CRIMINALS with limited computer knowledge are buying software to use for phishing and ransomware scams.
Insight into cybercrime and the challenges we all face in navigating the internet safely were provided by Detective Sergeant Eoin O’Connell of the National Cyber Crime Bureau at a recent meeting of Carlow Joint Policing Committee. Sgt O’Connell noted that the pandemic had led to more and more people having to do more business online, including many vulnerable and elderly people.
“People with limited computer knowledge can go on the dark web, the hidden internet, and buy a programme that they can send out to target people without having to write a programme or line of code.”
Sgt O’Connell urged people to “think before you click” when getting unsolicited emails or messages.
“Take a moment, ask advice from someone. Always be aware that an email or message you get could possibly be a scam,” he said.
Scammers can get your details in the first place from a website hack where you have had your information stolen. Web companies also have permission to sell certain data collected from you online which can be sold in some instances to bad actors.
Sgt O’Connell, who is based in one of the bureau’s four satellite hubs in Wexford, outlined the work of the cybercrime bureau, which included child trafficking and sexual abuse photography, copyright, offences against computer systems and, more recently, online harassment and harmful communication, known as ‘CoCo’s Law’.
The bureau was involved in the recent arrest of 16 people in Ireland for scam operations and the arrest of 50 people internationally.
The bureau is also training local gardaí to be digital first responders to have knowledge in the seizure of digital evidence.

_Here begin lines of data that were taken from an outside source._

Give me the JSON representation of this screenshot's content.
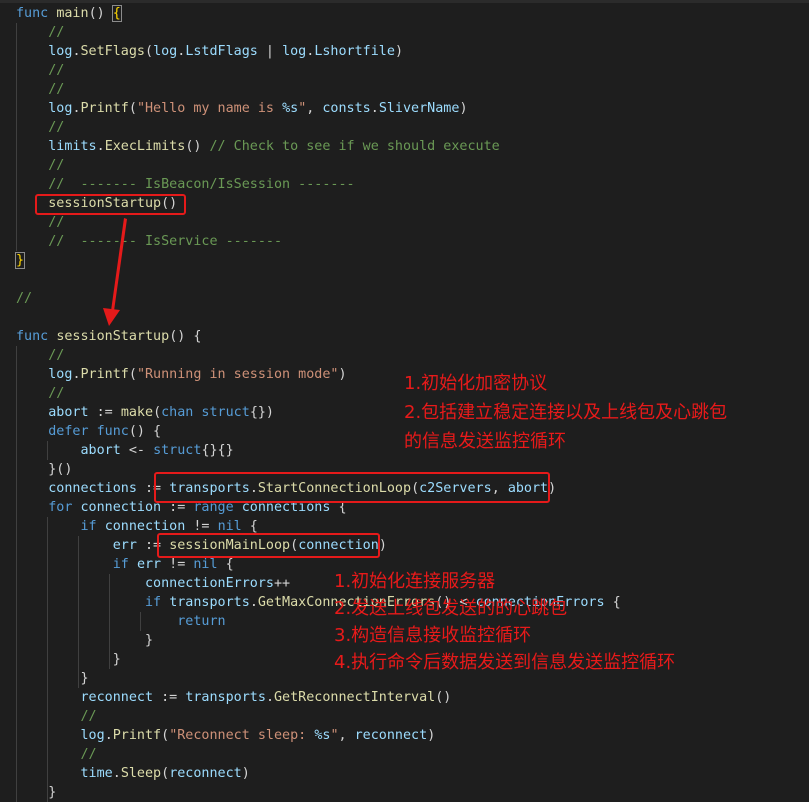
{
  "code": {
    "lines": [
      [
        [
          "kw",
          "func "
        ],
        [
          "fn",
          "main"
        ],
        [
          "pl",
          "() "
        ],
        [
          "bb",
          "{"
        ]
      ],
      [
        [
          "cm",
          "    //"
        ]
      ],
      [
        [
          "pl",
          "    "
        ],
        [
          "id",
          "log"
        ],
        [
          "pl",
          "."
        ],
        [
          "fn",
          "SetFlags"
        ],
        [
          "pl",
          "("
        ],
        [
          "id",
          "log"
        ],
        [
          "pl",
          "."
        ],
        [
          "id",
          "LstdFlags"
        ],
        [
          "pl",
          " | "
        ],
        [
          "id",
          "log"
        ],
        [
          "pl",
          "."
        ],
        [
          "id",
          "Lshortfile"
        ],
        [
          "pl",
          ")"
        ]
      ],
      [
        [
          "cm",
          "    //"
        ]
      ],
      [
        [
          "cm",
          "    //"
        ]
      ],
      [
        [
          "pl",
          "    "
        ],
        [
          "id",
          "log"
        ],
        [
          "pl",
          "."
        ],
        [
          "fn",
          "Printf"
        ],
        [
          "pl",
          "("
        ],
        [
          "str",
          "\"Hello my name is "
        ],
        [
          "fmt",
          "%s"
        ],
        [
          "str",
          "\""
        ],
        [
          "pl",
          ", "
        ],
        [
          "id",
          "consts"
        ],
        [
          "pl",
          "."
        ],
        [
          "id",
          "SliverName"
        ],
        [
          "pl",
          ")"
        ]
      ],
      [
        [
          "cm",
          "    //"
        ]
      ],
      [
        [
          "pl",
          "    "
        ],
        [
          "id",
          "limits"
        ],
        [
          "pl",
          "."
        ],
        [
          "fn",
          "ExecLimits"
        ],
        [
          "pl",
          "() "
        ],
        [
          "cm",
          "// Check to see if we should execute"
        ]
      ],
      [
        [
          "cm",
          "    //"
        ]
      ],
      [
        [
          "cm",
          "    //  ------- IsBeacon/IsSession -------"
        ]
      ],
      [
        [
          "pl",
          "    "
        ],
        [
          "fn",
          "sessionStartup"
        ],
        [
          "pl",
          "()"
        ]
      ],
      [
        [
          "cm",
          "    //"
        ]
      ],
      [
        [
          "cm",
          "    //  ------- IsService -------"
        ]
      ],
      [
        [
          "bb",
          "}"
        ]
      ],
      [],
      [
        [
          "cm",
          "//"
        ]
      ],
      [],
      [
        [
          "kw",
          "func "
        ],
        [
          "fn",
          "sessionStartup"
        ],
        [
          "pl",
          "() {"
        ]
      ],
      [
        [
          "cm",
          "    //"
        ]
      ],
      [
        [
          "pl",
          "    "
        ],
        [
          "id",
          "log"
        ],
        [
          "pl",
          "."
        ],
        [
          "fn",
          "Printf"
        ],
        [
          "pl",
          "("
        ],
        [
          "str",
          "\"Running in session mode\""
        ],
        [
          "pl",
          ")"
        ]
      ],
      [
        [
          "cm",
          "    //"
        ]
      ],
      [
        [
          "pl",
          "    "
        ],
        [
          "id",
          "abort"
        ],
        [
          "pl",
          " := "
        ],
        [
          "fn",
          "make"
        ],
        [
          "pl",
          "("
        ],
        [
          "kw",
          "chan struct"
        ],
        [
          "pl",
          "{})"
        ]
      ],
      [
        [
          "pl",
          "    "
        ],
        [
          "kw",
          "defer func"
        ],
        [
          "pl",
          "() {"
        ]
      ],
      [
        [
          "pl",
          "        "
        ],
        [
          "id",
          "abort"
        ],
        [
          "pl",
          " <- "
        ],
        [
          "kw",
          "struct"
        ],
        [
          "pl",
          "{}{}"
        ]
      ],
      [
        [
          "pl",
          "    }()"
        ]
      ],
      [
        [
          "pl",
          "    "
        ],
        [
          "id",
          "connections"
        ],
        [
          "pl",
          " := "
        ],
        [
          "id",
          "transports"
        ],
        [
          "pl",
          "."
        ],
        [
          "fn",
          "StartConnectionLoop"
        ],
        [
          "pl",
          "("
        ],
        [
          "id",
          "c2Servers"
        ],
        [
          "pl",
          ", "
        ],
        [
          "id",
          "abort"
        ],
        [
          "pl",
          ")"
        ]
      ],
      [
        [
          "pl",
          "    "
        ],
        [
          "kw",
          "for "
        ],
        [
          "id",
          "connection"
        ],
        [
          "pl",
          " := "
        ],
        [
          "kw",
          "range "
        ],
        [
          "id",
          "connections"
        ],
        [
          "pl",
          " {"
        ]
      ],
      [
        [
          "pl",
          "        "
        ],
        [
          "kw",
          "if "
        ],
        [
          "id",
          "connection"
        ],
        [
          "pl",
          " != "
        ],
        [
          "kw",
          "nil"
        ],
        [
          "pl",
          " {"
        ]
      ],
      [
        [
          "pl",
          "            "
        ],
        [
          "id",
          "err"
        ],
        [
          "pl",
          " := "
        ],
        [
          "fn",
          "sessionMainLoop"
        ],
        [
          "pl",
          "("
        ],
        [
          "id",
          "connection"
        ],
        [
          "pl",
          ")"
        ]
      ],
      [
        [
          "pl",
          "            "
        ],
        [
          "kw",
          "if "
        ],
        [
          "id",
          "err"
        ],
        [
          "pl",
          " != "
        ],
        [
          "kw",
          "nil"
        ],
        [
          "pl",
          " {"
        ]
      ],
      [
        [
          "pl",
          "                "
        ],
        [
          "id",
          "connectionErrors"
        ],
        [
          "pl",
          "++"
        ]
      ],
      [
        [
          "pl",
          "                "
        ],
        [
          "kw",
          "if "
        ],
        [
          "id",
          "transports"
        ],
        [
          "pl",
          "."
        ],
        [
          "fn",
          "GetMaxConnectionErrors"
        ],
        [
          "pl",
          "() < "
        ],
        [
          "id",
          "connectionErrors"
        ],
        [
          "pl",
          " {"
        ]
      ],
      [
        [
          "pl",
          "                    "
        ],
        [
          "kw",
          "return"
        ]
      ],
      [
        [
          "pl",
          "                }"
        ]
      ],
      [
        [
          "pl",
          "            }"
        ]
      ],
      [
        [
          "pl",
          "        }"
        ]
      ],
      [
        [
          "pl",
          "        "
        ],
        [
          "id",
          "reconnect"
        ],
        [
          "pl",
          " := "
        ],
        [
          "id",
          "transports"
        ],
        [
          "pl",
          "."
        ],
        [
          "fn",
          "GetReconnectInterval"
        ],
        [
          "pl",
          "()"
        ]
      ],
      [
        [
          "cm",
          "        //"
        ]
      ],
      [
        [
          "pl",
          "        "
        ],
        [
          "id",
          "log"
        ],
        [
          "pl",
          "."
        ],
        [
          "fn",
          "Printf"
        ],
        [
          "pl",
          "("
        ],
        [
          "str",
          "\"Reconnect sleep: "
        ],
        [
          "fmt",
          "%s"
        ],
        [
          "str",
          "\""
        ],
        [
          "pl",
          ", "
        ],
        [
          "id",
          "reconnect"
        ],
        [
          "pl",
          ")"
        ]
      ],
      [
        [
          "cm",
          "        //"
        ]
      ],
      [
        [
          "pl",
          "        "
        ],
        [
          "id",
          "time"
        ],
        [
          "pl",
          "."
        ],
        [
          "fn",
          "Sleep"
        ],
        [
          "pl",
          "("
        ],
        [
          "id",
          "reconnect"
        ],
        [
          "pl",
          ")"
        ]
      ],
      [
        [
          "pl",
          "    }"
        ]
      ]
    ]
  },
  "annotations": {
    "a1": [
      "1.初始化加密协议",
      "2.包括建立稳定连接以及上线包及心跳包",
      "的信息发送监控循环"
    ],
    "a2": [
      "1.初始化连接服务器",
      "2.发送上线包发送的的心跳包",
      "3.构造信息接收监控循环",
      "4.执行命令后数据发送到信息发送监控循环"
    ]
  },
  "colors": {
    "background": "#1e1e1e",
    "keyword": "#569cd6",
    "function": "#dcdcaa",
    "string": "#ce9178",
    "comment": "#6a9955",
    "identifier": "#9cdcfe",
    "annotation_red": "#e81a1a"
  }
}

Sgt O’Connell said the pandemic had also led to people going online for dating, with ‘sextortion’ occurring. People were being encouraged to send nude images of themselves, and this was used against them in order to gain more images or for money.
People should be aware of their social media presence, said Sgt O’Connell.
For example, if you posted you are on holiday, it gives an indication that your house is vacant. Child groomers could also discern information from photos posted online, such as details of where a child went to school based on the uniform or where they lived.
“If you are not willing to post it on a billboard in the middle of Carlow town, do not post it on social media,” said Sgt O’Connell.
Other tips for the public included avoiding using public wi-fi, using a variety of passwords and updating anti-virus software. Multi-factor authentication was also strongly recommended where a user has to provide two or more verification factors before being granted access to a website or app.
“That will prevent a lot of inadvertent access to your accounts,” said Sgt O’Connell.
More tips can be found on the garda website here.